• [MATERIAL FOR THIS EXERCISE]:
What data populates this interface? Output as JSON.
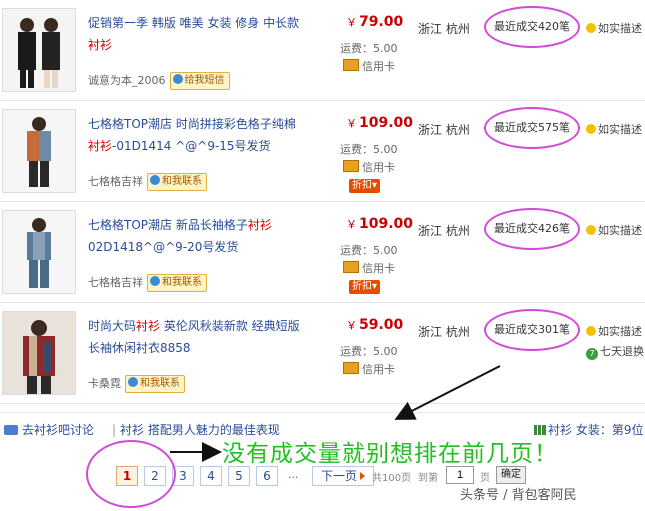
{
  "listings": [
    {
      "title_pre": "促销第一季 韩版 唯美 女装 修身 中长款",
      "title_hl": "衬衫",
      "title_post": "",
      "seller": "诚意为本_2006",
      "contact_label": "给我短信",
      "price": "79.00",
      "currency": "￥",
      "shipping": "运费：5.00",
      "payment": "信用卡",
      "discount": "",
      "location": "浙江 杭州",
      "sold": "最近成交420笔",
      "badge1": "如实描述",
      "badge2": ""
    },
    {
      "title_pre": "七格格TOP潮店 时尚拼接彩色格子纯棉",
      "title_hl": "衬衫",
      "title_post": "-01D1414 ^@^9-15号发货",
      "seller": "七格格吉祥",
      "contact_label": "和我联系",
      "price": "109.00",
      "currency": "￥",
      "shipping": "运费：5.00",
      "payment": "信用卡",
      "discount": "折扣",
      "location": "浙江 杭州",
      "sold": "最近成交575笔",
      "badge1": "如实描述",
      "badge2": ""
    },
    {
      "title_pre": "七格格TOP潮店 新品长袖格子",
      "title_hl": "衬衫",
      "title_post": " 02D1418^@^9-20号发货",
      "seller": "七格格吉祥",
      "contact_label": "和我联系",
      "price": "109.00",
      "currency": "￥",
      "shipping": "运费：5.00",
      "payment": "信用卡",
      "discount": "折扣",
      "location": "浙江 杭州",
      "sold": "最近成交426笔",
      "badge1": "如实描述",
      "badge2": ""
    },
    {
      "title_pre": "时尚大码",
      "title_hl": "衬衫",
      "title_post": " 英伦风秋装新款 经典短版长袖休闲衬衣8858",
      "seller": "卡桑霓",
      "contact_label": "和我联系",
      "price": "59.00",
      "currency": "￥",
      "shipping": "运费：5.00",
      "payment": "信用卡",
      "discount": "",
      "location": "浙江 杭州",
      "sold": "最近成交301笔",
      "badge1": "如实描述",
      "badge2": "七天退换"
    }
  ],
  "bottom_bar": {
    "forum_link": "去衬衫吧讨论",
    "topic_link": "衬衫 搭配男人魅力的最佳表现",
    "right_icon_label": "衬衫",
    "right_link": "女装：第9位"
  },
  "annotation_text": "没有成交量就别想排在前几页！",
  "pager": {
    "pages": [
      "1",
      "2",
      "3",
      "4",
      "5",
      "6"
    ],
    "current_page": "1",
    "ellipsis": "...",
    "next_label": "下一页",
    "total_label": "共100页",
    "goto_label": "到第",
    "goto_value": "1",
    "page_unit": "页",
    "confirm_label": "确定"
  },
  "watermark": "头条号 / 背包客阿民",
  "colors": {
    "link": "#2a4c99",
    "price": "#cc0000",
    "highlight_circle": "#d24ad9",
    "annotation": "#22c022",
    "arrow": "#111111"
  }
}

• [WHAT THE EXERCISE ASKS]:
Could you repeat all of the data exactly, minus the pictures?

• [ANSWER TO THE PROBLEM]:
What data populates this interface? Output as JSON.
{
  "listings": [
    {
      "title_pre": "促销第一季 韩版 唯美 女装 修身 中长款",
      "title_hl": "衬衫",
      "title_post": "",
      "seller": "诚意为本_2006",
      "contact_label": "给我短信",
      "price": "79.00",
      "currency": "￥",
      "shipping": "运费：5.00",
      "payment": "信用卡",
      "discount": "",
      "location": "浙江 杭州",
      "sold": "最近成交420笔",
      "badge1": "如实描述",
      "badge2": ""
    },
    {
      "title_pre": "七格格TOP潮店 时尚拼接彩色格子纯棉",
      "title_hl": "衬衫",
      "title_post": "-01D1414 ^@^9-15号发货",
      "seller": "七格格吉祥",
      "contact_label": "和我联系",
      "price": "109.00",
      "currency": "￥",
      "shipping": "运费：5.00",
      "payment": "信用卡",
      "discount": "折扣",
      "location": "浙江 杭州",
      "sold": "最近成交575笔",
      "badge1": "如实描述",
      "badge2": ""
    },
    {
      "title_pre": "七格格TOP潮店 新品长袖格子",
      "title_hl": "衬衫",
      "title_post": " 02D1418^@^9-20号发货",
      "seller": "七格格吉祥",
      "contact_label": "和我联系",
      "price": "109.00",
      "currency": "￥",
      "shipping": "运费：5.00",
      "payment": "信用卡",
      "discount": "折扣",
      "location": "浙江 杭州",
      "sold": "最近成交426笔",
      "badge1": "如实描述",
      "badge2": ""
    },
    {
      "title_pre": "时尚大码",
      "title_hl": "衬衫",
      "title_post": " 英伦风秋装新款 经典短版长袖休闲衬衣8858",
      "seller": "卡桑霓",
      "contact_label": "和我联系",
      "price": "59.00",
      "currency": "￥",
      "shipping": "运费：5.00",
      "payment": "信用卡",
      "discount": "",
      "location": "浙江 杭州",
      "sold": "最近成交301笔",
      "badge1": "如实描述",
      "badge2": "七天退换"
    }
  ],
  "bottom_bar": {
    "forum_link": "去衬衫吧讨论",
    "topic_link": "衬衫 搭配男人魅力的最佳表现",
    "right_icon_label": "衬衫",
    "right_link": "女装：第9位"
  },
  "annotation_text": "没有成交量就别想排在前几页！",
  "pager": {
    "pages": [
      "1",
      "2",
      "3",
      "4",
      "5",
      "6"
    ],
    "current_page": "1",
    "ellipsis": "...",
    "next_label": "下一页",
    "total_label": "共100页",
    "goto_label": "到第",
    "goto_value": "1",
    "page_unit": "页",
    "confirm_label": "确定"
  },
  "watermark": "头条号 / 背包客阿民",
  "colors": {
    "link": "#2a4c99",
    "price": "#cc0000",
    "highlight_circle": "#d24ad9",
    "annotation": "#22c022",
    "arrow": "#111111"
  }
}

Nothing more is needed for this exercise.